TODAY recently reported that National Environment Agency (NEA) is reviewing the design of energy labels and looking into incorporating this cost onto the label.
New energy labels for electrical appliances?
Consumers could get new energy labels showing the estimated energy cost of operating the appliance, to help them make more informed choices.
The National Environment Agency (NEA) is reviewing the design of energy labels and is looking into incorporating this cost onto the label, said Minister for the Environment and Water Resources Vivian Balakrishnan in a written parliamentary reply recently.
He was responding to Hougang Member of Parliament Yaw Shin Leong, who had asked if these labels have been effective in influencing consumer choice for more energy-saving products.
As electricity tariffs change, the NEA is looking into how suppliers and retailers can balance their “associated costs” and reflect the operating cost of appliances accurately and in a “timely” and accurate manner, Mr Balakrishnan said.
The idea to include the estimated energy cost of operating an appliance in the label was one of the suggestions received from public consultations organised by the National Climate Change Secretariat on climate-change issues, he added.
Suppliers such as Panasonic and Sharp said the associated costs – the reprinting of labels should the tariffs change – was minimal.
This was confirmed by retailers Best Denki and Courts who told Today that the printing and certification of labels was borne by suppliers.
While the associated cost may be minimal, there are environmental costs of “paper wastage with the reprinting of these labels and the disposal of the obsolete labels”, Panasonic’s brand management group manager Christopher Lim said.
Still, the bigger question is: Would such labels influence consumers to buy a greener product?
“Most definitely.

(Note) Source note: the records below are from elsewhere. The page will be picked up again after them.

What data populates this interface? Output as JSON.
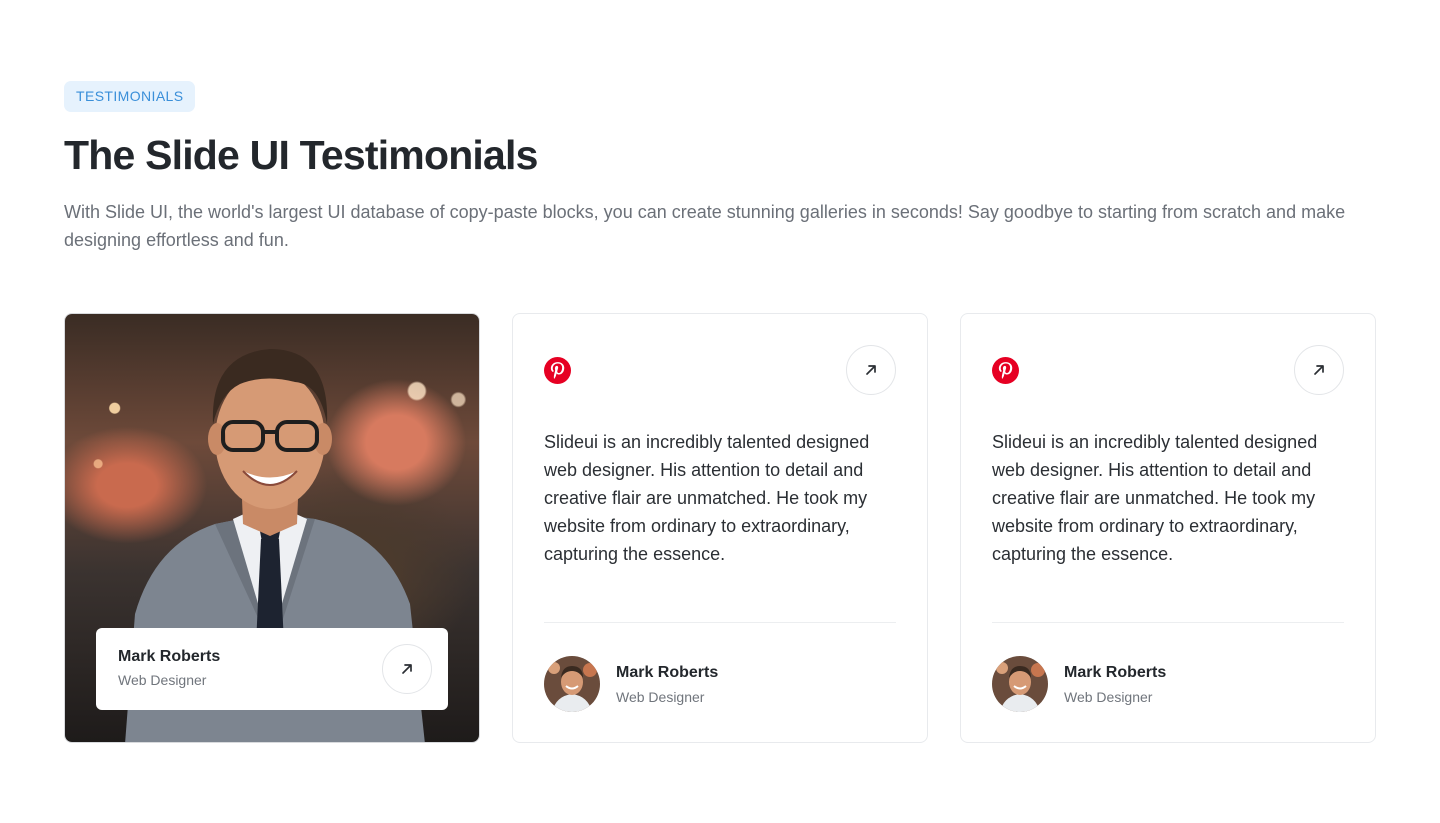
{
  "header": {
    "badge": "TESTIMONIALS",
    "title": "The Slide UI Testimonials",
    "subtitle": "With Slide UI, the world's largest UI database of copy-paste blocks, you can create stunning galleries in seconds! Say goodbye to starting from scratch and make designing effortless and fun."
  },
  "cards": [
    {
      "type": "photo",
      "name": "Mark Roberts",
      "role": "Web Designer"
    },
    {
      "type": "quote",
      "icon": "pinterest-icon",
      "quote": "Slideui is an incredibly talented designed web designer. His attention to detail and creative flair are unmatched. He took my website from ordinary to extraordinary, capturing the essence.",
      "name": "Mark Roberts",
      "role": "Web Designer"
    },
    {
      "type": "quote",
      "icon": "pinterest-icon",
      "quote": "Slideui is an incredibly talented designed web designer. His attention to detail and creative flair are unmatched. He took my website from ordinary to extraordinary, capturing the essence.",
      "name": "Mark Roberts",
      "role": "Web Designer"
    }
  ],
  "colors": {
    "badge_bg": "#e6f2fd",
    "badge_text": "#3a8fd9",
    "pinterest": "#e60023"
  }
}
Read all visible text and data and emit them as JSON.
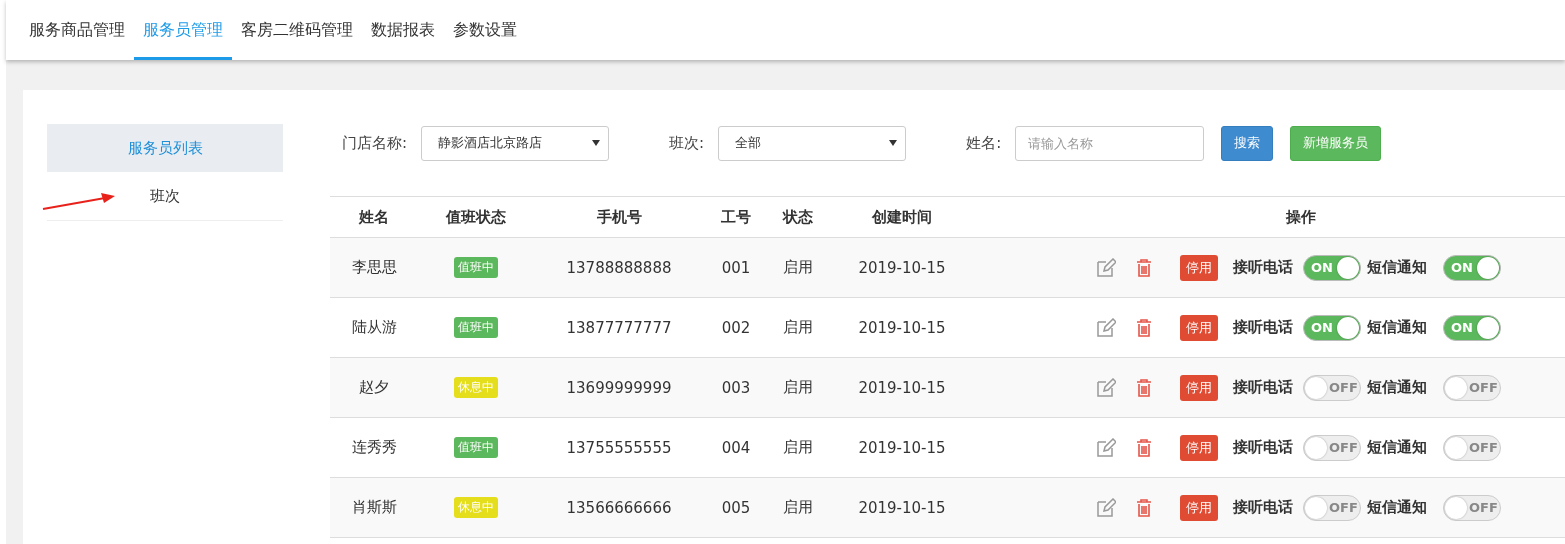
{
  "nav_tabs": [
    {
      "label": "服务商品管理",
      "selected": false
    },
    {
      "label": "服务员管理",
      "selected": true
    },
    {
      "label": "客房二维码管理",
      "selected": false
    },
    {
      "label": "数据报表",
      "selected": false
    },
    {
      "label": "参数设置",
      "selected": false
    }
  ],
  "sidebar": {
    "items": [
      {
        "label": "服务员列表",
        "selected": true
      },
      {
        "label": "班次",
        "selected": false
      }
    ]
  },
  "filters": {
    "store": {
      "label": "门店名称:",
      "value": "静影酒店北京路店"
    },
    "shift": {
      "label": "班次:",
      "value": "全部"
    },
    "name": {
      "label": "姓名:",
      "placeholder": "请输入名称"
    },
    "search_button": "搜索",
    "add_button": "新增服务员"
  },
  "table": {
    "columns": [
      "姓名",
      "值班状态",
      "手机号",
      "工号",
      "状态",
      "创建时间",
      "操作"
    ],
    "rows": [
      {
        "name": "李思思",
        "duty": {
          "label": "值班中",
          "kind": "on_duty"
        },
        "phone": "13788888888",
        "employee_no": "001",
        "status": "启用",
        "created": "2019-10-15",
        "action": "停用",
        "call_label": "接听电话",
        "call_toggle": {
          "on": true,
          "text": "ON"
        },
        "sms_label": "短信通知",
        "sms_toggle": {
          "on": true,
          "text": "ON"
        }
      },
      {
        "name": "陆从游",
        "duty": {
          "label": "值班中",
          "kind": "on_duty"
        },
        "phone": "13877777777",
        "employee_no": "002",
        "status": "启用",
        "created": "2019-10-15",
        "action": "停用",
        "call_label": "接听电话",
        "call_toggle": {
          "on": true,
          "text": "ON"
        },
        "sms_label": "短信通知",
        "sms_toggle": {
          "on": true,
          "text": "ON"
        }
      },
      {
        "name": "赵夕",
        "duty": {
          "label": "休息中",
          "kind": "resting"
        },
        "phone": "13699999999",
        "employee_no": "003",
        "status": "启用",
        "created": "2019-10-15",
        "action": "停用",
        "call_label": "接听电话",
        "call_toggle": {
          "on": false,
          "text": "OFF"
        },
        "sms_label": "短信通知",
        "sms_toggle": {
          "on": false,
          "text": "OFF"
        }
      },
      {
        "name": "连秀秀",
        "duty": {
          "label": "值班中",
          "kind": "on_duty"
        },
        "phone": "13755555555",
        "employee_no": "004",
        "status": "启用",
        "created": "2019-10-15",
        "action": "停用",
        "call_label": "接听电话",
        "call_toggle": {
          "on": false,
          "text": "OFF"
        },
        "sms_label": "短信通知",
        "sms_toggle": {
          "on": false,
          "text": "OFF"
        }
      },
      {
        "name": "肖斯斯",
        "duty": {
          "label": "休息中",
          "kind": "resting"
        },
        "phone": "13566666666",
        "employee_no": "005",
        "status": "启用",
        "created": "2019-10-15",
        "action": "停用",
        "call_label": "接听电话",
        "call_toggle": {
          "on": false,
          "text": "OFF"
        },
        "sms_label": "短信通知",
        "sms_toggle": {
          "on": false,
          "text": "OFF"
        }
      }
    ]
  }
}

It takes the hassle of having to look up the NEA’s website – even though I have a smartphone – or having to use my phone to calculate the energy cost,” said ad exective Fiona Tan, 28.
However, administration manager Jenny Lam, 48, said that there were other factors to consider when buying big-ticket items, even though such labels do “make it easier” for consumers to figure out the estimated operating cost of the appliance.
“If the upfront cost of the greener product is high, some households may choose to buy a cheaper but less efficient product,” said Ms Lam. “While they can buy a greener product on higher purchase, it will cost them more, and so, some might – not by choice – buy a cheaper but inefficient model.”
Image taken from littlemissairgap